WHAT IS NEEDED. What lines in the entries below contain the word "that"? Copy all of them.

RAW DATA.
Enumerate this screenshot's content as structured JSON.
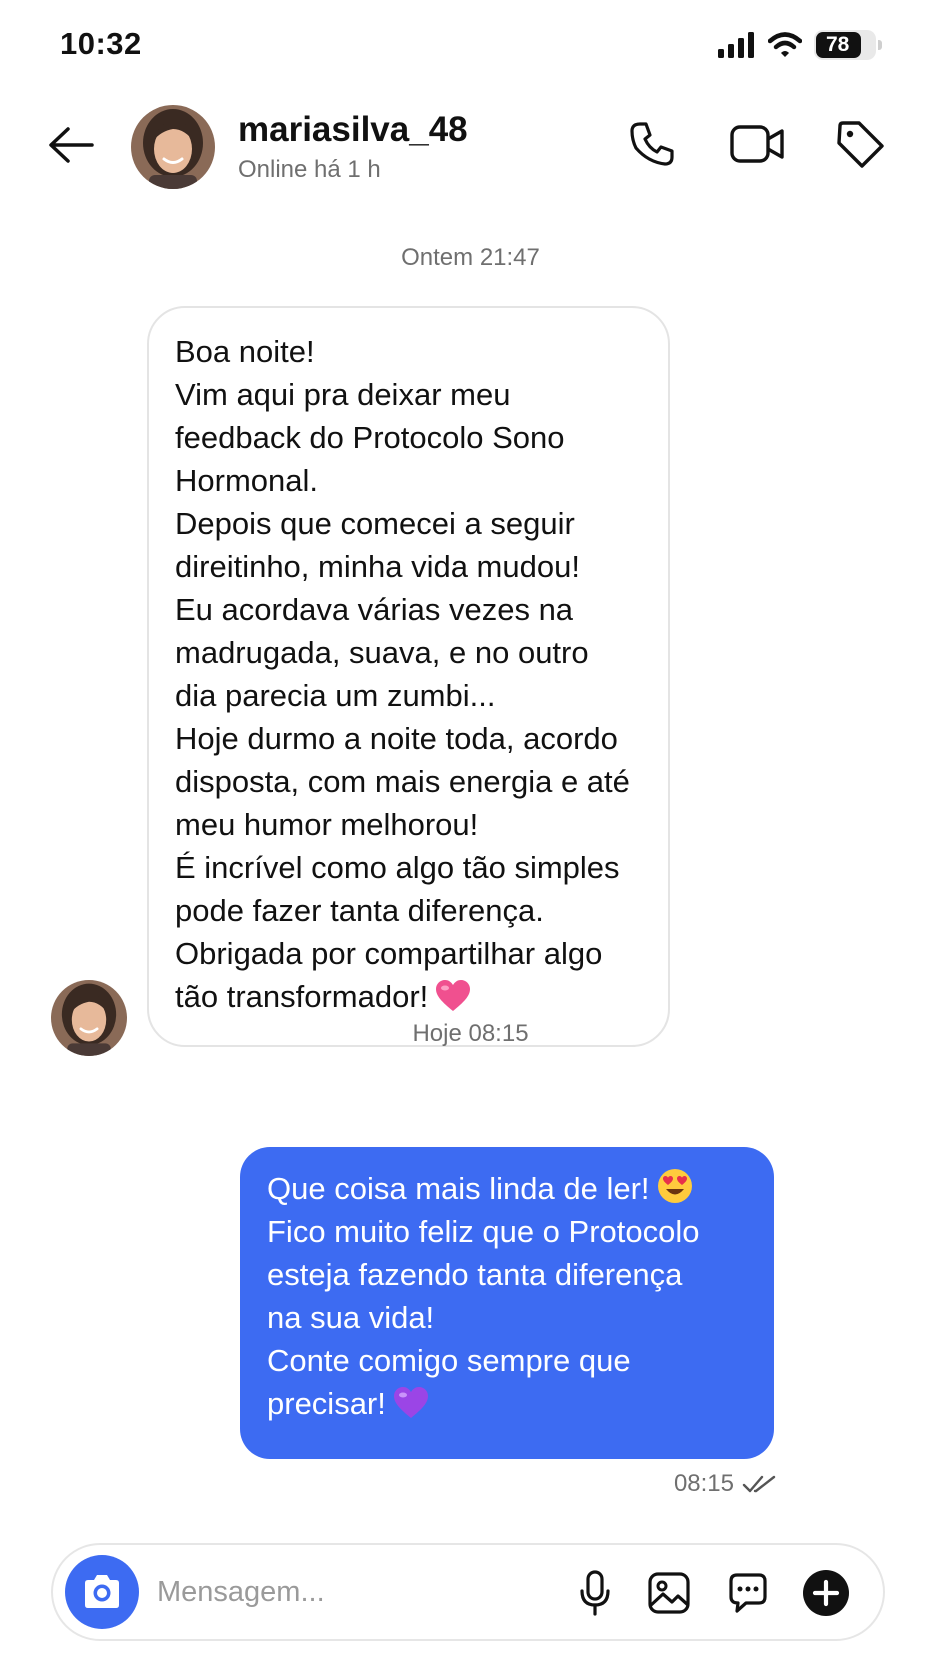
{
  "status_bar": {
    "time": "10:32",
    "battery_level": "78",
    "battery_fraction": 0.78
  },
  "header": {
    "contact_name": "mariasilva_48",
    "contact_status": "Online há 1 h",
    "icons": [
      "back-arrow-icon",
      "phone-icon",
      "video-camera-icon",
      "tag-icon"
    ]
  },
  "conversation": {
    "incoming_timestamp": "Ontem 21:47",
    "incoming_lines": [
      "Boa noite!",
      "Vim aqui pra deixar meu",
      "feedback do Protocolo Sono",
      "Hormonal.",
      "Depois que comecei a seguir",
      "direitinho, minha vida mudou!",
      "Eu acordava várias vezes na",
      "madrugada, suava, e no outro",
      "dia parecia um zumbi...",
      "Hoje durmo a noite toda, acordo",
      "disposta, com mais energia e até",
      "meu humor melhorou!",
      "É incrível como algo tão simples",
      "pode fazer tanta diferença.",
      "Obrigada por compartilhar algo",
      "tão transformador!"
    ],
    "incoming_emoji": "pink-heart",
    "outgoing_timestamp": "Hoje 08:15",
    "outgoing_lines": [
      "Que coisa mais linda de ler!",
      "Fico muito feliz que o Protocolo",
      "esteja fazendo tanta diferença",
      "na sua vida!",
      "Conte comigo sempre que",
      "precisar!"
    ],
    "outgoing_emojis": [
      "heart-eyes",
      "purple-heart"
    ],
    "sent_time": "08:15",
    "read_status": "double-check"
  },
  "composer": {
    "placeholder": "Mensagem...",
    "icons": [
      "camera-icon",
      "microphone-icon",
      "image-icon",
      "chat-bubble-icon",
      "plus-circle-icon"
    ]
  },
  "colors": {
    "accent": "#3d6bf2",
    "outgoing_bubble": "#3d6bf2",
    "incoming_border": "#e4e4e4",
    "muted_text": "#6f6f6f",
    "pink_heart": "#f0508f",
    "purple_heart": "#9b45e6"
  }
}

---

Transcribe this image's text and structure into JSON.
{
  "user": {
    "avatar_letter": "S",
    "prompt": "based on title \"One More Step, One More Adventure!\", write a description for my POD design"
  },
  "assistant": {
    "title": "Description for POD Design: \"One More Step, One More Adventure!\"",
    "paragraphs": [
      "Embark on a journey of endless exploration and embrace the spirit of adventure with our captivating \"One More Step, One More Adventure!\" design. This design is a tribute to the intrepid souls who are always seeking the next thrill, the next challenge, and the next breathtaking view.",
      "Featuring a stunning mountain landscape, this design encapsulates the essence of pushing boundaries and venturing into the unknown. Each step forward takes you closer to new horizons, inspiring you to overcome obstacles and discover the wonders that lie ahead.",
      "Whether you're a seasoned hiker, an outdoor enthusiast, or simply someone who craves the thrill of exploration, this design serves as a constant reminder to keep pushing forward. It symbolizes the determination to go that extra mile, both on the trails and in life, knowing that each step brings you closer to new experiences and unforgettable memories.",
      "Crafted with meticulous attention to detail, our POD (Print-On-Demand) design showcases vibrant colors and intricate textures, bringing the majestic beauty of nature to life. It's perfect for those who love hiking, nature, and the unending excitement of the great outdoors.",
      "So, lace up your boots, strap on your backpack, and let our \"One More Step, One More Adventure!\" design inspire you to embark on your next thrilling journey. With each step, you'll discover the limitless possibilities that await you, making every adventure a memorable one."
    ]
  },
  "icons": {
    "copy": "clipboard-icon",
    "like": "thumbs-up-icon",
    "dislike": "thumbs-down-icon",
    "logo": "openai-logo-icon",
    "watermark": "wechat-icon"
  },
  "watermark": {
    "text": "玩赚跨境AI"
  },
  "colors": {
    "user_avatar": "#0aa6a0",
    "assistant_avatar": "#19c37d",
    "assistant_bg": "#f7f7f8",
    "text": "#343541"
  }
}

EXPECTED OUTPUT.
      "Featuring a stunning mountain landscape, this design encapsulates the essence of pushing boundaries and venturing into the unknown. Each step forward takes you closer to new horizons, inspiring you to overcome obstacles and discover the wonders that lie ahead.",
      "Whether you're a seasoned hiker, an outdoor enthusiast, or simply someone who craves the thrill of exploration, this design serves as a constant reminder to keep pushing forward. It symbolizes the determination to go that extra mile, both on the trails and in life, knowing that each step brings you closer to new experiences and unforgettable memories.",
      "So, lace up your boots, strap on your backpack, and let our \"One More Step, One More Adventure!\" design inspire you to embark on your next thrilling journey. With each step, you'll discover the limitless possibilities that await you, making every adventure a memorable one."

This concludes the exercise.